(Dataset rows for apps and sites)
*****

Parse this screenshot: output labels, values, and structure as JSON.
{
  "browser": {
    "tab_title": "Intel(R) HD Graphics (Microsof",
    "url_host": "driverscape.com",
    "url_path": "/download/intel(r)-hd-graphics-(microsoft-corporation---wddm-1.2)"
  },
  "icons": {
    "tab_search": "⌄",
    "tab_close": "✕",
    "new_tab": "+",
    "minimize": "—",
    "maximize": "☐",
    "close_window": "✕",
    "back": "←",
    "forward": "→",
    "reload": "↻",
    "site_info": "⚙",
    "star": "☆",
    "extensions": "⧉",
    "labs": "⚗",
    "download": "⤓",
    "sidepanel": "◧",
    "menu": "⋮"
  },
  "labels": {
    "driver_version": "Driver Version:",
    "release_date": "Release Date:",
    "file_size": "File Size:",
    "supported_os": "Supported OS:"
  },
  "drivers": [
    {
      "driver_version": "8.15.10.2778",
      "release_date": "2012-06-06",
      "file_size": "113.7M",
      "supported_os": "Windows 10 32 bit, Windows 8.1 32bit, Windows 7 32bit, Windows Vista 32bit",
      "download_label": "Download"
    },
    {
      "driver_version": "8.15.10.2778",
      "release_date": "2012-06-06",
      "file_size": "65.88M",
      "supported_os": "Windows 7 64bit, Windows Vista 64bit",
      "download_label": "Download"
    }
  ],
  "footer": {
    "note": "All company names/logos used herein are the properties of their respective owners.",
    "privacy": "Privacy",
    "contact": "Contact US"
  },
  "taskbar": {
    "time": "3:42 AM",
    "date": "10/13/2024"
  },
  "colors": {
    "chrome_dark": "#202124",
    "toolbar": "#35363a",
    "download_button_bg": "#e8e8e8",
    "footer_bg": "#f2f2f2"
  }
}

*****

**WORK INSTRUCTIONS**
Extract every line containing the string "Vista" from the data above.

**SOLUTION FOR THIS TASK**
      "supported_os": "Windows 10 32 bit, Windows 8.1 32bit, Windows 7 32bit, Windows Vista 32bit",
      "supported_os": "Windows 7 64bit, Windows Vista 64bit",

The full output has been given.